What Tools Are Available to Help Create a Coding Portfolio?
Many online tools can help you create a professional and eye-catching coding portfolio. One of the most widely used is GitHub, an industry standard and an ideal place to host and maintain your portfolio. The web-based interface also allows you to network and collaborate with other professionals.
Dribbble, a popular online community for creatives, offers inspiration to help boost your portfolio. A look at coding portfolios offers innovative graphic elements, illustrations, and designs. You can also find many sites for registering your domain name. Some popular ones include Namecheap, GoDaddy, Bluehost, and Hover.
What Are Some Examples of a Strong Coding Portfolio?
Are you ready to create a coding portfolio that rivals the best? Take a look at these two prime examples for inspiration.
Denise Chandler's web design and front-end web development portfolio demonstrates her creative side as a designer and her developer prowess. It's easy to navigate and includes a neatly organized menu section with precise and compelling project descriptions.
Emily Ridge's coding portfolio focuses on web design and development using WordPress. Her immediate display of a laptop, tablet, and smartphone screen illustrates her focus on custom, responsive website designs with a focus on mobile users. Her portfolio also has a diverse selection of projects, including event management and e-commerce platforms.
Frequently Asked Questions About Coding Portfolios
How many projects should be included in a coding portfolio?
A coding portfolio should include 4-10 coding projects. You should always choose projects that showcase your best work, even if that means showing fewer projects in your portfolio. And you should update your portfolio projects often to ensure they show your most current work to employers.
Is it more important for a junior or senior web developer to have a portfolio?
All coders should create and maintain a coding portfolio. Junior web developers can use the portfolio to network, attract potential employers, and demonstrate coding skills. Senior developers should continually update their portfolios as they work on projects to earn advancement opportunities at their current workplace or with a new employer.
Are there coding portfolio design templates to use as a starting point?
Yes. You can find coding portfolio design templates online to use as a starting point. Some websites charge a fee for these templates. You can also look on open-source platforms like GitHub for portfolio ideas. However, remember to try to make your portfolio unique to stand out to employers.
What are five things a great portfolio includes?
A great portfolio includes captivating projects that showcase your best work and align with the job you have in mind. The "About Me" page is also critical as it lets your personality and brand shine through.

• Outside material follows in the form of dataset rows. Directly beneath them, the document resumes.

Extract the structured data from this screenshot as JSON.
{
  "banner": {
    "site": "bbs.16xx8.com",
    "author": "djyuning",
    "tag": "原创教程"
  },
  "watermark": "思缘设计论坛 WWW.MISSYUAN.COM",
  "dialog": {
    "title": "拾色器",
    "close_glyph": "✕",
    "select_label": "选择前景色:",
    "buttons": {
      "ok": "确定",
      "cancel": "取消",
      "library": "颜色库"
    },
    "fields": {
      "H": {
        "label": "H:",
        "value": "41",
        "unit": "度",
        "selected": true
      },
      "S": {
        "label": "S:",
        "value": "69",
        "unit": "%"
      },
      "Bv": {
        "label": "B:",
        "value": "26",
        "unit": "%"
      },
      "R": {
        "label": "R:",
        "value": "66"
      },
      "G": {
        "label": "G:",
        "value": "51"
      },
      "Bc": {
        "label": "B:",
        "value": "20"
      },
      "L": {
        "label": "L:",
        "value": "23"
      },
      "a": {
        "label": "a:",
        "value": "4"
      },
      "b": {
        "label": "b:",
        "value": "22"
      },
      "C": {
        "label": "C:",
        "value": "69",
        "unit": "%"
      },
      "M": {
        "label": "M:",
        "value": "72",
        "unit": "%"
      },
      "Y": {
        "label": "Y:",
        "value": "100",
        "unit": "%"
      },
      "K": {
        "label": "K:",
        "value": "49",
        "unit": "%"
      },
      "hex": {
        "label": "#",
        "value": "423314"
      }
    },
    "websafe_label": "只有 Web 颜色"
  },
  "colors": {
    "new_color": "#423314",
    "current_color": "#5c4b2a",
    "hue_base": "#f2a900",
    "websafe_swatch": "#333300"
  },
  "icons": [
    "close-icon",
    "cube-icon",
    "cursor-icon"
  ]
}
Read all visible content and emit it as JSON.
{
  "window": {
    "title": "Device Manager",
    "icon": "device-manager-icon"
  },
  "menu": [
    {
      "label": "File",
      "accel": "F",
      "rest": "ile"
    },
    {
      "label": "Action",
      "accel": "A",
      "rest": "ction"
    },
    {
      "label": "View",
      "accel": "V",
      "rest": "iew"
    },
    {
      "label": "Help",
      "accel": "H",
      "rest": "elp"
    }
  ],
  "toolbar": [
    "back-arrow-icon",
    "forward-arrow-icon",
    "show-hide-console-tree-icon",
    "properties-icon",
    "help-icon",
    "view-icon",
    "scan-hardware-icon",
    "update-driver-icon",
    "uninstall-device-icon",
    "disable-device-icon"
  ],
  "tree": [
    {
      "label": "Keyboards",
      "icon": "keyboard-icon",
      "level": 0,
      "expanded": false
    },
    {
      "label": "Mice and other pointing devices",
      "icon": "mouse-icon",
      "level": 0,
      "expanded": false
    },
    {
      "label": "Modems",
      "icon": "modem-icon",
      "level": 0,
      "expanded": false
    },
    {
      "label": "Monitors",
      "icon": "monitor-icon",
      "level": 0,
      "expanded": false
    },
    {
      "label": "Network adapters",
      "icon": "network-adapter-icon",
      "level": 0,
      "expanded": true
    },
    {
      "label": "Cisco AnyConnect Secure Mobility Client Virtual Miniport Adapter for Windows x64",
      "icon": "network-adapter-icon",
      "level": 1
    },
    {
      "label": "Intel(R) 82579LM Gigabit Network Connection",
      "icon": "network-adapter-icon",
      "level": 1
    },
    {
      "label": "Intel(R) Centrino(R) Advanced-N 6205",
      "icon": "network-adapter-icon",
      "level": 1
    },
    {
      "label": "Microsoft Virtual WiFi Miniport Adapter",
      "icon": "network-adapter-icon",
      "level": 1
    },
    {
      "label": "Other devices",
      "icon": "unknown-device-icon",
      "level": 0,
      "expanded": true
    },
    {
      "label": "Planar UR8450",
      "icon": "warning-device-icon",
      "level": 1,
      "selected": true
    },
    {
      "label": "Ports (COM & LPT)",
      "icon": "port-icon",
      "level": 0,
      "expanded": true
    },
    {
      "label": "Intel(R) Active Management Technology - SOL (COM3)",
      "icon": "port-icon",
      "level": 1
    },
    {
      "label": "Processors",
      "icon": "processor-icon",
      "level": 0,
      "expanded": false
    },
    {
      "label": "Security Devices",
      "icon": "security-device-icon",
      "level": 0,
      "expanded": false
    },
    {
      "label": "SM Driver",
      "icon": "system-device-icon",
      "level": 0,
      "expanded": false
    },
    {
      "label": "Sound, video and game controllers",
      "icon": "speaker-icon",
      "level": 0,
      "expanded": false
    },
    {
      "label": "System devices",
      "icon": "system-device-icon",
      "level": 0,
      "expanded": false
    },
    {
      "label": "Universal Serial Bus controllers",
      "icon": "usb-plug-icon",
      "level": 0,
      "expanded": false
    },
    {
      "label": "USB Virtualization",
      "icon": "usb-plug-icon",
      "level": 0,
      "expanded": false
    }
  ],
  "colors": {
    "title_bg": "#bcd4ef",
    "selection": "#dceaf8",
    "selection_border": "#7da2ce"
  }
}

In addition, include a short description of your career thus far, where you see it headed, and professional references. Show your professionalism with a contact form, social media channels, and links to your GitHub and LinkedIn profiles.